_TASK DETAILS:_
Give the data below again, word for word.

App and web page records:
· · ·

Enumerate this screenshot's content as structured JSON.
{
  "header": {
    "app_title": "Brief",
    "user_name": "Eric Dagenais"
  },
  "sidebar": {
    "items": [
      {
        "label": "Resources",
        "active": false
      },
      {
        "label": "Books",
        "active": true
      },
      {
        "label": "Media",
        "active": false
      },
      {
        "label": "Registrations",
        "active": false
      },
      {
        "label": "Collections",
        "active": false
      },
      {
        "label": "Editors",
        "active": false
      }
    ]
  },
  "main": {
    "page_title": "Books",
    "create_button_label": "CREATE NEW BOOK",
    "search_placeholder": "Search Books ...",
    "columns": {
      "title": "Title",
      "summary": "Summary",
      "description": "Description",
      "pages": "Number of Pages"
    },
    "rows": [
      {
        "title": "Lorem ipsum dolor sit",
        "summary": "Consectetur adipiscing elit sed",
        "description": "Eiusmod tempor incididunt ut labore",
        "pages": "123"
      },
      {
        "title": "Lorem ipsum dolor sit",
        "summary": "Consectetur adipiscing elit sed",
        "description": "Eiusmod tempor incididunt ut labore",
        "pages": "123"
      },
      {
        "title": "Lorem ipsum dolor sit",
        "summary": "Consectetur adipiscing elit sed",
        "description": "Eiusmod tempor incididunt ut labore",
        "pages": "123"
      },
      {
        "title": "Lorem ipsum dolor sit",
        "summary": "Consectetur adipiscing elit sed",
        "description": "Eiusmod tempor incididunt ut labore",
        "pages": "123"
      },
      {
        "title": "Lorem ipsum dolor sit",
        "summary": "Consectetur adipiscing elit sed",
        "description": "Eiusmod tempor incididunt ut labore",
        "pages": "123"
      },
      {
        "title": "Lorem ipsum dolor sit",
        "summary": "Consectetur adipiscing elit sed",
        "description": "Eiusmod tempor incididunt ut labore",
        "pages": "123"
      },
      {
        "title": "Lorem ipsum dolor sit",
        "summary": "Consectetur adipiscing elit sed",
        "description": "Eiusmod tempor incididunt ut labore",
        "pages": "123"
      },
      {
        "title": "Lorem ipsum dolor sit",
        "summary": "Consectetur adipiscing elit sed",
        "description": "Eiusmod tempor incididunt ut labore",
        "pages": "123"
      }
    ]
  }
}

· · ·

_COMPLETED EXERCISE:_
Enumerate this screenshot's content as structured JSON.
{
  "header": {
    "app_title": "Brief",
    "user_name": "Eric Dagenais"
  },
  "sidebar": {
    "items": [
      {
        "label": "Resources",
        "active": false
      },
      {
        "label": "Books",
        "active": true
      },
      {
        "label": "Media",
        "active": false
      },
      {
        "label": "Registrations",
        "active": false
      },
      {
        "label": "Collections",
        "active": false
      },
      {
        "label": "Editors",
        "active": false
      }
    ]
  },
  "main": {
    "page_title": "Books",
    "create_button_label": "CREATE NEW BOOK",
    "search_placeholder": "Search Books ...",
    "columns": {
      "title": "Title",
      "summary": "Summary",
      "description": "Description",
      "pages": "Number of Pages"
    },
    "rows": [
      {
        "title": "Lorem ipsum dolor sit",
        "summary": "Consectetur adipiscing elit sed",
        "description": "Eiusmod tempor incididunt ut labore",
        "pages": "123"
      },
      {
        "title": "Lorem ipsum dolor sit",
        "summary": "Consectetur adipiscing elit sed",
        "description": "Eiusmod tempor incididunt ut labore",
        "pages": "123"
      },
      {
        "title": "Lorem ipsum dolor sit",
        "summary": "Consectetur adipiscing elit sed",
        "description": "Eiusmod tempor incididunt ut labore",
        "pages": "123"
      },
      {
        "title": "Lorem ipsum dolor sit",
        "summary": "Consectetur adipiscing elit sed",
        "description": "Eiusmod tempor incididunt ut labore",
        "pages": "123"
      },
      {
        "title": "Lorem ipsum dolor sit",
        "summary": "Consectetur adipiscing elit sed",
        "description": "Eiusmod tempor incididunt ut labore",
        "pages": "123"
      },
      {
        "title": "Lorem ipsum dolor sit",
        "summary": "Consectetur adipiscing elit sed",
        "description": "Eiusmod tempor incididunt ut labore",
        "pages": "123"
      },
      {
        "title": "Lorem ipsum dolor sit",
        "summary": "Consectetur adipiscing elit sed",
        "description": "Eiusmod tempor incididunt ut labore",
        "pages": "123"
      },
      {
        "title": "Lorem ipsum dolor sit",
        "summary": "Consectetur adipiscing elit sed",
        "description": "Eiusmod tempor incididunt ut labore",
        "pages": "123"
      }
    ]
  }
}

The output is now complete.